In his summary remarks, committee chair Evan Snyder concluded that the discussion’s common theme had been the shared concern for the well-being of children born as a result of mitochondrial manipulation techniques. The sense of the committee, he said, was that there is not enough data either in animals or in vitro to move on to humans, and that these concerns involved both the preclinical data and the basic science. He asked: Are there better alternatives? What’s the unmet clinical need? And is this worth the risk? Acknowledging that some committee members found the data “very intriguing,” he went on to note that many felt that no one research model would be perfect. He added that long-term follow up in animal studies, of larger sample sizes, will be crucial; and that some studies may need to be mutation specific.
What will the FDA do next? The agency has not actually revealed whether it has received any formal proposals to approve clinical trials. And though it is not required to follow the guidance of its advisory committees, it often does.
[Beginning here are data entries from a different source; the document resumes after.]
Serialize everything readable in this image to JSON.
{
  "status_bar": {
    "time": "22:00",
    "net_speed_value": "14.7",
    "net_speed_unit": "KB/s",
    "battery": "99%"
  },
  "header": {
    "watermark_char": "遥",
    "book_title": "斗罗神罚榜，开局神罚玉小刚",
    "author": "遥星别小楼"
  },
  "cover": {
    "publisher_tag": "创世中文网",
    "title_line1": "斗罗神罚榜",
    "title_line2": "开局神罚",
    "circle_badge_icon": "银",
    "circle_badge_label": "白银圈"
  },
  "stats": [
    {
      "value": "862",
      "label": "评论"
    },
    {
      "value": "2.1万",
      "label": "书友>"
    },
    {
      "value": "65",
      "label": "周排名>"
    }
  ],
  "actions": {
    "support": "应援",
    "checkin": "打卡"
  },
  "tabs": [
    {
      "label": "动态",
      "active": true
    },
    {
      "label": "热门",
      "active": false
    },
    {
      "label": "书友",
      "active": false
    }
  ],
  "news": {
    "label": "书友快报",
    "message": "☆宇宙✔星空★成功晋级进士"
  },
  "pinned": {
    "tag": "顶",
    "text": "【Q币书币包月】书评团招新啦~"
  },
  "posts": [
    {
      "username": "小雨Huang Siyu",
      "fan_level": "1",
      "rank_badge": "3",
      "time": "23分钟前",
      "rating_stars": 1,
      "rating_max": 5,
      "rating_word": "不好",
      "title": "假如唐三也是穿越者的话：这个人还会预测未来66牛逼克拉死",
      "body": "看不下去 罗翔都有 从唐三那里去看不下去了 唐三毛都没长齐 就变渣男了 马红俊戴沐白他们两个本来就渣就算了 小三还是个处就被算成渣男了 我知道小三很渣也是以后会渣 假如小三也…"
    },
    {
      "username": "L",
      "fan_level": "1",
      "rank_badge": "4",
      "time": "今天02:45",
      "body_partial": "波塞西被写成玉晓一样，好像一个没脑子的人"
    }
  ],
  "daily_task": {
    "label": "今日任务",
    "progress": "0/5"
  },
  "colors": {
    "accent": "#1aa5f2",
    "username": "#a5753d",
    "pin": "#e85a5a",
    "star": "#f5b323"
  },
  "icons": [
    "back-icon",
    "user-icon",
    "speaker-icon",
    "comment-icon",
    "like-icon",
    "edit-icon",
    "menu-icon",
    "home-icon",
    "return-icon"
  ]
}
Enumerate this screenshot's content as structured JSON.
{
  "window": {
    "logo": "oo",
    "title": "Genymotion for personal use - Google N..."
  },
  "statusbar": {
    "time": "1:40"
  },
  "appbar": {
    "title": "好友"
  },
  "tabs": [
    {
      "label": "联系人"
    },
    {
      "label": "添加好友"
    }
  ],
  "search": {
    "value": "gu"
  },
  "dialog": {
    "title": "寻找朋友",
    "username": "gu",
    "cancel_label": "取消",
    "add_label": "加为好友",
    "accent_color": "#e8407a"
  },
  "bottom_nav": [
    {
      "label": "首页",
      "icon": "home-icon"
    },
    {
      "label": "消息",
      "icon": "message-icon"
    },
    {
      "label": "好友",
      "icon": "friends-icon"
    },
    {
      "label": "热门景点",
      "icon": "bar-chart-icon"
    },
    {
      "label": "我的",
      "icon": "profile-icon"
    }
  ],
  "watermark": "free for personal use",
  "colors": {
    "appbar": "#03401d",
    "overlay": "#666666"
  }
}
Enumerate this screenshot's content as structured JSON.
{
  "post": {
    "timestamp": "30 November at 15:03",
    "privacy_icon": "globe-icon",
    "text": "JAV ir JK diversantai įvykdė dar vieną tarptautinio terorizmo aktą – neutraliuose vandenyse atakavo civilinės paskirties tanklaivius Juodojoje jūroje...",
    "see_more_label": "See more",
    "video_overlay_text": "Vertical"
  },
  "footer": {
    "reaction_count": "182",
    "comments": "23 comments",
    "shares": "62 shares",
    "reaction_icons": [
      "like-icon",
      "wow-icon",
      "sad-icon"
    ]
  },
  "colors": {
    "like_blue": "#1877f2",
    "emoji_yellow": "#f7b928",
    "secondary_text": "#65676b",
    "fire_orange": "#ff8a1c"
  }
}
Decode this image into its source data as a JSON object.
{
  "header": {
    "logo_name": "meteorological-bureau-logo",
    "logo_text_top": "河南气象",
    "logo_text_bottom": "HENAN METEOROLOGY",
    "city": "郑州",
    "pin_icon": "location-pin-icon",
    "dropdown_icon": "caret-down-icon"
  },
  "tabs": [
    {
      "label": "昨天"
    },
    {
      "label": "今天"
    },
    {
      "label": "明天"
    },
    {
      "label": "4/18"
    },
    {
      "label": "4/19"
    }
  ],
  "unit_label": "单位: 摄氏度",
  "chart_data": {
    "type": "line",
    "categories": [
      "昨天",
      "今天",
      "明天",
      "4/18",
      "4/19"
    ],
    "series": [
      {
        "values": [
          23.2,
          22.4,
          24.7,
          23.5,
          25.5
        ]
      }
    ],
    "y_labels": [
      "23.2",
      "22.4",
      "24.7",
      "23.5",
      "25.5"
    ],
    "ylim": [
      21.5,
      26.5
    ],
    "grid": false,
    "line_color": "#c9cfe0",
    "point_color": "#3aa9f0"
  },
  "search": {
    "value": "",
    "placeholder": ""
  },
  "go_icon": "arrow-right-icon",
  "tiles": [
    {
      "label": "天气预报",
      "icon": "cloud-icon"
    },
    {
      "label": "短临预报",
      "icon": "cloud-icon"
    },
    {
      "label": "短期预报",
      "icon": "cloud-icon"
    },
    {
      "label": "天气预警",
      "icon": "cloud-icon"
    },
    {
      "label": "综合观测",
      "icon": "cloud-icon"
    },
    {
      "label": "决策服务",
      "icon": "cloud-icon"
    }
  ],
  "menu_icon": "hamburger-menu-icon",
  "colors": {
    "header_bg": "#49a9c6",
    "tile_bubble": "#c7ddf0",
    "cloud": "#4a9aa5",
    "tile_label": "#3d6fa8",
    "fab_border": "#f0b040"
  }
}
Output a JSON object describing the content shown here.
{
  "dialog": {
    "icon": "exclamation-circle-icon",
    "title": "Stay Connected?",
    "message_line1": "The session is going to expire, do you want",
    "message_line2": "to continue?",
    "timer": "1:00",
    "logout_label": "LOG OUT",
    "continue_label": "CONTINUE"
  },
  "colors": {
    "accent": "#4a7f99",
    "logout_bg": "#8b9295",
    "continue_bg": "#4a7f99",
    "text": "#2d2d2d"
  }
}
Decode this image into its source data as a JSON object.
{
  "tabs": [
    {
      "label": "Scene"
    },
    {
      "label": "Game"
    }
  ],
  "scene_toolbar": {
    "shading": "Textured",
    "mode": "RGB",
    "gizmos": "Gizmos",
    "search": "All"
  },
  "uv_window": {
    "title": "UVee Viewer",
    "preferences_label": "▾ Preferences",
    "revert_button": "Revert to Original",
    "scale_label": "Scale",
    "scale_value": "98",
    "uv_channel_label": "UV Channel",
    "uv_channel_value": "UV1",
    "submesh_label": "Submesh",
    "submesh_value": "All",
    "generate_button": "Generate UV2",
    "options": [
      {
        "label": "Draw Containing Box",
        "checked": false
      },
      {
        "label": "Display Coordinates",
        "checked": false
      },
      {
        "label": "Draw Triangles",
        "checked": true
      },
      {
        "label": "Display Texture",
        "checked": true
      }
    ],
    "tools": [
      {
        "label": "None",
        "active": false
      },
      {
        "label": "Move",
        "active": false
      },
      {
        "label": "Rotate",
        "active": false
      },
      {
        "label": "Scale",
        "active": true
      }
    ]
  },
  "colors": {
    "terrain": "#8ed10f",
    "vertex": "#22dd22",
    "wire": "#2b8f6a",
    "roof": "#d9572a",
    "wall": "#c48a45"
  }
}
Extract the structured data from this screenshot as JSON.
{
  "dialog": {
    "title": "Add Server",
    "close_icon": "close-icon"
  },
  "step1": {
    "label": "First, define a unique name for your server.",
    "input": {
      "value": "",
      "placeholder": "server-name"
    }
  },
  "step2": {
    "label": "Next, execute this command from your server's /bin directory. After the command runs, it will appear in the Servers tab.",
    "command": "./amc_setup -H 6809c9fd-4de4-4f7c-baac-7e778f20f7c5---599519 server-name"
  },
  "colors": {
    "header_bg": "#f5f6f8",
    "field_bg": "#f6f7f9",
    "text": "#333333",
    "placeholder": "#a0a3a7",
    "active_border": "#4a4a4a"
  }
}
After the meeting, FDA press officer Jennifer Rodriguez told Reuters, “We have heard the concerns expressed at the advisory committee meeting, and will take the information back to consider whether we need to facilitate a public discussion and, if so, how best to do this.”
Chair Evan Snyder told reporters that he does not think the committee or the FDA will address the topic again within the year, though it will likely come up again after more animal research has been completed.
Previously on Biopolitical Times: